Respiratory: Bronchospasm, dyspnea, pulmonary edema, respiratory distress, respiratory paralysis


Concerns related to adverse effects:

  • Arrhythmias: Patient must have a normal QRS interval, as measured by ECG, in order to receive; use caution in poisoning with agents known to prolong intraventricular conduction (Howland 2019).
  • Cholinergic effects: Symptoms of excessive cholinergic activity may occur (eg, salivation, urinary incontinence, defecation, vomiting). If excessive diaphoresis or nausea occurs, reduce subsequent doses. Atropine should be available to reverse cholinergic symptoms, if necessary.
  • Hypersensitivity reactions: Hypersensitivity reactions may occur in patients with allergy to cholinesterase inhibitors or salicylates.
  • Seizure: Use with caution in patients with a known seizure disorder or coingestion of epileptogenic drugs. Risk of seizure activity increases with too rapid administration.

Dosage form specific issues:

  • Benzyl alcohol and derivatives: Some dosage forms may contain benzyl alcohol; large amounts of benzyl alcohol (≥99 mg/kg/day) have been associated with a potentially fatal toxicity (“gasping syndrome”) in neonates; the “gasping syndrome” consists of metabolic acidosis, respiratory distress, gasping respirations, CNS dysfunction (including convulsions, intracranial hemorrhage), hypotension, and cardiovascular collapse (AAP ["Inactive" 1997]; CDC 1982); some data suggests that benzoate displaces bilirubin from protein binding sites (Ahlfors 2001); avoid or use dosage forms containing benzyl alcohol with caution in neonates. See manufacturer's labeling.
  • Sodium metabisulfite: Products may contain sodium metabisulfite which may cause allergic reactions in some individuals.

Other warnings/precautions:

  • IV administration: Administer no more rapidly than 1 mg/minute in adults or 0.5 mg/minute in children to prevent bradycardia, respiratory distress, and seizures from too rapid administration. Administration at an even slower rate (ie, over no less than 5 minutes) may be preferable (Howland 2019). Although the use of a continuous infusion of physostigmine has been described in the literature (Eyer 2008; Hail 2013; Phillips 2015), the routine use of a continuous infusion is not recommended. A continuous infusion may be considered for patients with profound anticholinergic effects who require frequent doses of physostigmine. However, it is preferable to titrate physostigmine to patient needs through the use of intermittent administration.
  • Tricyclic antidepressant (TCA) poisoning: Asystole and seizures have been reported when physostigmine was administered to TCA poisoned patients. Physostigmine is not recommended in patients with known or suspected TCA intoxication.
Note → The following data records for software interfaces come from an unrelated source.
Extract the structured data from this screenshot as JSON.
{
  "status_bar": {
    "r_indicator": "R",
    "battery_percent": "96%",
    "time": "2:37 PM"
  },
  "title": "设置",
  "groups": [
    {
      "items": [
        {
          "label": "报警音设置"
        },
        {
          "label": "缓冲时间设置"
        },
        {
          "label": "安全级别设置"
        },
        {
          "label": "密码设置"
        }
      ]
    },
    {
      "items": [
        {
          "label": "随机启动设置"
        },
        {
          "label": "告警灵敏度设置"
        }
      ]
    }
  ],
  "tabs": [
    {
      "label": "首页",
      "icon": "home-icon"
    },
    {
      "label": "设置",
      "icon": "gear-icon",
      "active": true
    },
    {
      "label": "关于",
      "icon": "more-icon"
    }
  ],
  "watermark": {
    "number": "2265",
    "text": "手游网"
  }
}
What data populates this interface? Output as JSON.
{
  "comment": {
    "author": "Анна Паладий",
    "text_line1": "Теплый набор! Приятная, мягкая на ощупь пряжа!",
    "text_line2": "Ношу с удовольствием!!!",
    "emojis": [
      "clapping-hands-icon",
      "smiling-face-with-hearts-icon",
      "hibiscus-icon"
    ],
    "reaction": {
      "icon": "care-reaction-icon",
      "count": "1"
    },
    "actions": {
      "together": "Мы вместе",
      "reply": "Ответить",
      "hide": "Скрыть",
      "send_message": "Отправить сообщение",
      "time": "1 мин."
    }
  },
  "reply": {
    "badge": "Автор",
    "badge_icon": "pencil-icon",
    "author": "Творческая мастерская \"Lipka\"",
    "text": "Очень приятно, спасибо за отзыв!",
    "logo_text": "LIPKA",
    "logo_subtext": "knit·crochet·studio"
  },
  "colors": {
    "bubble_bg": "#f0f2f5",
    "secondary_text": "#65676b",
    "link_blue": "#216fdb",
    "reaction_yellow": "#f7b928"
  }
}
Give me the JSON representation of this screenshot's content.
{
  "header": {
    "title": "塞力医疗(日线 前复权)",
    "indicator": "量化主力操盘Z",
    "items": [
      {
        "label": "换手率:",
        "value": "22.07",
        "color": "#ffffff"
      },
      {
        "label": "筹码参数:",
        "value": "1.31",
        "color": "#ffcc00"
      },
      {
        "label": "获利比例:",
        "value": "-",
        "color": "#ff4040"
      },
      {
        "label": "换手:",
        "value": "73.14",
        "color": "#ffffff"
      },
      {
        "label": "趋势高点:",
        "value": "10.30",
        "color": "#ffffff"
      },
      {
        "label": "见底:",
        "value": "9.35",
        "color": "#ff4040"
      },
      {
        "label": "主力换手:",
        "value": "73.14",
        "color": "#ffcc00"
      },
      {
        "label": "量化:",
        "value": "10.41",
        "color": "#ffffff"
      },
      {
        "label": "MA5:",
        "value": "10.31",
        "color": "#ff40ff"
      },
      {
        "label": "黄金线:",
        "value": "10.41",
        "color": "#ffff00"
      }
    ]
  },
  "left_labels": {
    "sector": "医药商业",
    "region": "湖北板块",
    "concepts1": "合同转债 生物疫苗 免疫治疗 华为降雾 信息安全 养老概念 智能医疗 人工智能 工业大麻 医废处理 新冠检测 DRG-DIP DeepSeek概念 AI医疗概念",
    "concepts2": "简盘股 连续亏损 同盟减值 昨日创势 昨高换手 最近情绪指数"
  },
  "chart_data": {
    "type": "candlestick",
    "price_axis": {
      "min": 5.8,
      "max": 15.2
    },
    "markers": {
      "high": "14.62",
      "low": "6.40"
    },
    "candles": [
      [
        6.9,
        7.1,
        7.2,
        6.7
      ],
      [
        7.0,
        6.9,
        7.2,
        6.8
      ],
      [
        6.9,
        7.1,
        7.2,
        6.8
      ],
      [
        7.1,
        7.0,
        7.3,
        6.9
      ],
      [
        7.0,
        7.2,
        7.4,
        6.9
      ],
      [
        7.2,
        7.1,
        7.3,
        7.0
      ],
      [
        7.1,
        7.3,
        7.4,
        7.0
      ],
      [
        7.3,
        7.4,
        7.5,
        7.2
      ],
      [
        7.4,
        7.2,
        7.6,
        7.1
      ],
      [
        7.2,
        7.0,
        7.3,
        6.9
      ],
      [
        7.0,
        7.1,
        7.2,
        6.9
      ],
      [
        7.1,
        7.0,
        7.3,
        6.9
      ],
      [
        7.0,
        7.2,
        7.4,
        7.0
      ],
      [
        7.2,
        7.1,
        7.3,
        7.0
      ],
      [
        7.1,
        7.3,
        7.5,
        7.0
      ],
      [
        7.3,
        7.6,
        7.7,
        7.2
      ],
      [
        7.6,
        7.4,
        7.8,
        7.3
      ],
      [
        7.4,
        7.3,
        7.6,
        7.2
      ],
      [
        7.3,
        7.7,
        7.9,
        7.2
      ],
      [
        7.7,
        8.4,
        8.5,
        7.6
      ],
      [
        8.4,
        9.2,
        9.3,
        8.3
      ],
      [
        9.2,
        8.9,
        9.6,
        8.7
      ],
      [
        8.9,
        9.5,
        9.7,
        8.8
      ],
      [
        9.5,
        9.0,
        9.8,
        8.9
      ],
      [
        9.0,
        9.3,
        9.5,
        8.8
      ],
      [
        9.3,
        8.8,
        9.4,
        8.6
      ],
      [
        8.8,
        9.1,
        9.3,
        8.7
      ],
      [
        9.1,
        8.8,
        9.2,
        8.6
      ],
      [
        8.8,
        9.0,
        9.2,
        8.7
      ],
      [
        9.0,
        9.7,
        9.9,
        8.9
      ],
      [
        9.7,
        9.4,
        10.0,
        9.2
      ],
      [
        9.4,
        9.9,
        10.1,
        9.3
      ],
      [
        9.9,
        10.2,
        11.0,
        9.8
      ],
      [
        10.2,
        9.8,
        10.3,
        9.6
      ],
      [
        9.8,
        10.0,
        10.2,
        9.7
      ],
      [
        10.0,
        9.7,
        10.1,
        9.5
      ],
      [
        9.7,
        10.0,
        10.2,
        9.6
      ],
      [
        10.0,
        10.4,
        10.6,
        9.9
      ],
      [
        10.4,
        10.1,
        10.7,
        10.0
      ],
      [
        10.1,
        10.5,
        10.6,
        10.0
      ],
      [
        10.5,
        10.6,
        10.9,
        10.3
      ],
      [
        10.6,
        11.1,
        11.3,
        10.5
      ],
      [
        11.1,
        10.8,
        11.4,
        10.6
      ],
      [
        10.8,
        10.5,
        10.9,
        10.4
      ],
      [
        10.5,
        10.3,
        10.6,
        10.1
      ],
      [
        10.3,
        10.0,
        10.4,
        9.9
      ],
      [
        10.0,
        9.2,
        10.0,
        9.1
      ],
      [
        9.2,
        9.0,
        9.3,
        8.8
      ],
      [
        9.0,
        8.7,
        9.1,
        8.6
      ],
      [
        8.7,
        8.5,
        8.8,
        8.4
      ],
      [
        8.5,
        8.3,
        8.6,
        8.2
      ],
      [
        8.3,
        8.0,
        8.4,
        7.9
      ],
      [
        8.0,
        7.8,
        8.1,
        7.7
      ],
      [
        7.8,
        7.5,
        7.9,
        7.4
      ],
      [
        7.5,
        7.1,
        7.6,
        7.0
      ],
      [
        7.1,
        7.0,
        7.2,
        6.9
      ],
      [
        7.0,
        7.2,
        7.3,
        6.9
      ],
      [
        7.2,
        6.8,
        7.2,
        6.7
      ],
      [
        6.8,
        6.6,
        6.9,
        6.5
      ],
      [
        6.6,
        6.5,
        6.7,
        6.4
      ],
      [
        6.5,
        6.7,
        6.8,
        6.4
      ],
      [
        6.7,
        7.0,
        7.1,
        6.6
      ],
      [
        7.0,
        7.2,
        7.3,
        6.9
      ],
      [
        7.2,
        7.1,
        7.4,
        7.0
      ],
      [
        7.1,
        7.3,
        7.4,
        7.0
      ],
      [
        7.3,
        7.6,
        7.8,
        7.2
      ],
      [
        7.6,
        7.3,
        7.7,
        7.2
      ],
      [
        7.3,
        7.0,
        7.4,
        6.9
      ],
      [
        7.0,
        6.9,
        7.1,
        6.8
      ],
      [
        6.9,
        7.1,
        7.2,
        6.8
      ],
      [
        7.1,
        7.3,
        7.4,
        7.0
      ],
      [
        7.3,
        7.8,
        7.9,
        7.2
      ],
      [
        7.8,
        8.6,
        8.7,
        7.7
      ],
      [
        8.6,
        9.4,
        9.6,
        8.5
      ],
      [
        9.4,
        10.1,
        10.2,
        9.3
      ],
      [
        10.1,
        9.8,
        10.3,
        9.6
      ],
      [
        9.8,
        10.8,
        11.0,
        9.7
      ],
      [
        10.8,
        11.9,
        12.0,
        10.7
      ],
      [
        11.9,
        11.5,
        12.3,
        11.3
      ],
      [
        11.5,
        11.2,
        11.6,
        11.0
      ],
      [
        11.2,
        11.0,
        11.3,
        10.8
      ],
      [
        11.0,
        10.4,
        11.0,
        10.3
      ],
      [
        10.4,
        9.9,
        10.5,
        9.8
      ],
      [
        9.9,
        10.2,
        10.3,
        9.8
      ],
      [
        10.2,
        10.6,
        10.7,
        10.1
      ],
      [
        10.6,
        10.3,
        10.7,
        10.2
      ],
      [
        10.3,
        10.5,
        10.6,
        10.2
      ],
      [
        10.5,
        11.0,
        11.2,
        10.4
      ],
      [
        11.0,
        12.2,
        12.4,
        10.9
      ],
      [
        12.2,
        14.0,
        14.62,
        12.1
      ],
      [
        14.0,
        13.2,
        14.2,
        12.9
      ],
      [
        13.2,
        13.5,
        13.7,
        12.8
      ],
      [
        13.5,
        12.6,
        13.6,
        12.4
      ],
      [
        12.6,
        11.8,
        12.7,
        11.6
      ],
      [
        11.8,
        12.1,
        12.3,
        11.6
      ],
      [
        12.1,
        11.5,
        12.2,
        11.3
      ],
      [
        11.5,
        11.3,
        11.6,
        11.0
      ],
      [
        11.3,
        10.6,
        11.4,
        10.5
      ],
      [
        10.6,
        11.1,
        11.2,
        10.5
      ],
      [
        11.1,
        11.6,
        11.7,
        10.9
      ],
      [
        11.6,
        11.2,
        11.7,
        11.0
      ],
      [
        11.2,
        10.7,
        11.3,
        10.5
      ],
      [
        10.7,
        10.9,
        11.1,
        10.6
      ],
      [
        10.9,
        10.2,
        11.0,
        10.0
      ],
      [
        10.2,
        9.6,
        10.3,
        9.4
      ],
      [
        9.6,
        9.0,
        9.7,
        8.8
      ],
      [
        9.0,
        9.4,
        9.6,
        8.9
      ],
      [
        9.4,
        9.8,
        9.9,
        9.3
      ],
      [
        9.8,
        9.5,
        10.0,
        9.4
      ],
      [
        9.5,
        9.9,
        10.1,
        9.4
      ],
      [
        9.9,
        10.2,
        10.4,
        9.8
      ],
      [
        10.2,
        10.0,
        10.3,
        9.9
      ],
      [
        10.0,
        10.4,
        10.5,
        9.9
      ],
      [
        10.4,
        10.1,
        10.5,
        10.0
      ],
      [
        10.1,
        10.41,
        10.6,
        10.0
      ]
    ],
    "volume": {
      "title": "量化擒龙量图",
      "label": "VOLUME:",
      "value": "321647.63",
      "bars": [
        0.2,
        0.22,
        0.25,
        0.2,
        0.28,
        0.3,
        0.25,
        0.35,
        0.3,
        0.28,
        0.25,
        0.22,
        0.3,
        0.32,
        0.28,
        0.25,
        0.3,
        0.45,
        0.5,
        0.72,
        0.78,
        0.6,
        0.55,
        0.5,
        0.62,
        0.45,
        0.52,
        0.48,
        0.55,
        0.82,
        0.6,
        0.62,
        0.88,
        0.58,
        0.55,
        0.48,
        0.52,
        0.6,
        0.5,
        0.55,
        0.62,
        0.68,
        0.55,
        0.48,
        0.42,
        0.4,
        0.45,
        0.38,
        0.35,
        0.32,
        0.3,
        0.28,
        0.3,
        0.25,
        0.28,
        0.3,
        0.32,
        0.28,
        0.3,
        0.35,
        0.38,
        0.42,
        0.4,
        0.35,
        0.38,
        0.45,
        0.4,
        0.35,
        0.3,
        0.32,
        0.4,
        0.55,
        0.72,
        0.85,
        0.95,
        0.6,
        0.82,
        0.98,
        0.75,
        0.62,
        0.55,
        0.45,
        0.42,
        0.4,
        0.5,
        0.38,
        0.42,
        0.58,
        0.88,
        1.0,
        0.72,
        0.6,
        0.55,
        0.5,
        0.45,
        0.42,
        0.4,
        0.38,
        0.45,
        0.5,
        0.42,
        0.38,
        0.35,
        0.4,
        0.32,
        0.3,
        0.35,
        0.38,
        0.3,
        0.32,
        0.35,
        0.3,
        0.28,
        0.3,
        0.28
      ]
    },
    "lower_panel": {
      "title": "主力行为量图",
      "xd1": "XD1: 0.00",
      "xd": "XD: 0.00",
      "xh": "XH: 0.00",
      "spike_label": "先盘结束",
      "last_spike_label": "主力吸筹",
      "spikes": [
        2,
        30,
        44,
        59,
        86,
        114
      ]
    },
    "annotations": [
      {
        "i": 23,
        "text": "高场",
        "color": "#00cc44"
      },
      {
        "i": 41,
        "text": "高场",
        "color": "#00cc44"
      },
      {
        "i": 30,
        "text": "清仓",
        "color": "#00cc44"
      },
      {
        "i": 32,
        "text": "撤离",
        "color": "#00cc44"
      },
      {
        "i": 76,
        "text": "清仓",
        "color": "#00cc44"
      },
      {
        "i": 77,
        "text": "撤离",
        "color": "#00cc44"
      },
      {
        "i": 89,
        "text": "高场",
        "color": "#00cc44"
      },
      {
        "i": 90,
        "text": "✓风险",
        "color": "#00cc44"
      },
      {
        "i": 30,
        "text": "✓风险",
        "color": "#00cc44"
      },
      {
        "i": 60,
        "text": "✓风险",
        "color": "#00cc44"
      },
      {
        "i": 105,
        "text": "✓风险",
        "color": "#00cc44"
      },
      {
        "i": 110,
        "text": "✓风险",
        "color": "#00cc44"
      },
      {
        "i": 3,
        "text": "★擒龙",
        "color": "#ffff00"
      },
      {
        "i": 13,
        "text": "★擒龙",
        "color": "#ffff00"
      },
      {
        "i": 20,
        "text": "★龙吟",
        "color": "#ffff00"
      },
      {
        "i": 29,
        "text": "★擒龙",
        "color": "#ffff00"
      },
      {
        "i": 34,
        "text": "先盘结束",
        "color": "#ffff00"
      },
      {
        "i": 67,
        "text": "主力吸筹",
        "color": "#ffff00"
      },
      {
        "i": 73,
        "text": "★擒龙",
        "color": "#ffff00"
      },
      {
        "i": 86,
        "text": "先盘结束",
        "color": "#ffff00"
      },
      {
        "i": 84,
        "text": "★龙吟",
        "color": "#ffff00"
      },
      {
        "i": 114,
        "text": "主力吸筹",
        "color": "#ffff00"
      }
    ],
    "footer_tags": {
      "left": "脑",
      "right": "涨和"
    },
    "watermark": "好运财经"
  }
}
Monitoring Parameters

ECG, vital signs; consult individual institutional policies and procedures


Pregnancy Considerations

In general, medications used as antidotes should take into consideration the health and prognosis of the mother; antidotes should be administered to pregnant women if there is a clear indication for use and should not be withheld because of fears of teratogenicity (Bailey 2003).

Patient Education

  • Discuss specific use of drug and side effects with patient as it relates to treatment. (HCAHPS: During this hospital stay, were you given any medicine that you had not taken before? Before giving you any new medicine, how often did hospital staff tell you what the medicine was for? How often did hospital staff describe possible side effects in a way you could understand?)
  • Have patient report immediately to prescriber severe nausea, severe vomiting, severe diarrhea, passing a lot of urine, seizures, increased saliva, sweating a lot, or slow heartbeat (HCAHPS).
  • Educate patient about signs of a significant reaction (eg, wheezing; chest tightness; fever; itching; bad cough; blue skin color; seizures; or swelling of face, lips, tongue, or throat). Note: This is not a comprehensive list of all side effects. Patient should consult prescriber for additional questions.

Intended Use and Disclaimer: Should not be printed and given to patients. This information is intended to serve as a concise initial reference for health care professionals to use when discussing medications with a patient. You must ultimately rely on your own discretion, experience, and judgment in diagnosing, treating, and advising patients.

Source: Wolters Kluwer Health. Last updated January 31, 2020.